> [Description of the task]: Go through the records and filter out every line lacking the word "elif"; copy the lines that remain.

--

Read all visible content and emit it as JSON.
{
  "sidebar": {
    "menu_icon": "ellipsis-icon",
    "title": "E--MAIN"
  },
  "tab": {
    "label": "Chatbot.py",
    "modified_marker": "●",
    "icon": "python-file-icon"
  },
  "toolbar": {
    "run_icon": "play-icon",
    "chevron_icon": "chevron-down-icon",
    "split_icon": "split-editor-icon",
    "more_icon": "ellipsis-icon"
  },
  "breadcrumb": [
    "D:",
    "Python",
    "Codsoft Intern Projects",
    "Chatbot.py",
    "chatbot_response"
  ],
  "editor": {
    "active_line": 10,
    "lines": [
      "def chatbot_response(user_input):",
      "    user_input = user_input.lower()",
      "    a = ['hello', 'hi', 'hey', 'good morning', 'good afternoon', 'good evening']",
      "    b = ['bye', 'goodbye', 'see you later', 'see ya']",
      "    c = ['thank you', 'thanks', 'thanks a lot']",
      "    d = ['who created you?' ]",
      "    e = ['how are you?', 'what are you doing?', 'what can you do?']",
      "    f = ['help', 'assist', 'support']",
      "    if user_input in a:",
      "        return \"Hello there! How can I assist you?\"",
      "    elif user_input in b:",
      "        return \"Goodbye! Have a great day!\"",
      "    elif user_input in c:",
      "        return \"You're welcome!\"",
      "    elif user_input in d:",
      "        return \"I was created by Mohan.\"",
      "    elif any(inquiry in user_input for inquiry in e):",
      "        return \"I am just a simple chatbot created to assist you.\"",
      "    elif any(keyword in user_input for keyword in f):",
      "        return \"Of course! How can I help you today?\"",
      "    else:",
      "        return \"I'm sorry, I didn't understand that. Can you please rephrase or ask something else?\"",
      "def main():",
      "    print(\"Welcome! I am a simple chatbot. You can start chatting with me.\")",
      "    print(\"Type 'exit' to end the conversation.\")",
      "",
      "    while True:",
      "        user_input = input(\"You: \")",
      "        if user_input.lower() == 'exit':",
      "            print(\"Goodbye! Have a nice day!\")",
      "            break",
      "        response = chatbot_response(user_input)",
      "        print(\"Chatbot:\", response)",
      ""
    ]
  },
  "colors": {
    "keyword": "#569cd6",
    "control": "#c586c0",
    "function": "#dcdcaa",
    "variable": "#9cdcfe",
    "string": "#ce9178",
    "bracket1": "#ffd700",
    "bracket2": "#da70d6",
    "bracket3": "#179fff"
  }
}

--

> [Response for this exercise]:
      "    elif user_input in b:",
      "    elif user_input in c:",
      "    elif user_input in d:",
      "    elif any(inquiry in user_input for inquiry in e):",
      "    elif any(keyword in user_input for keyword in f):",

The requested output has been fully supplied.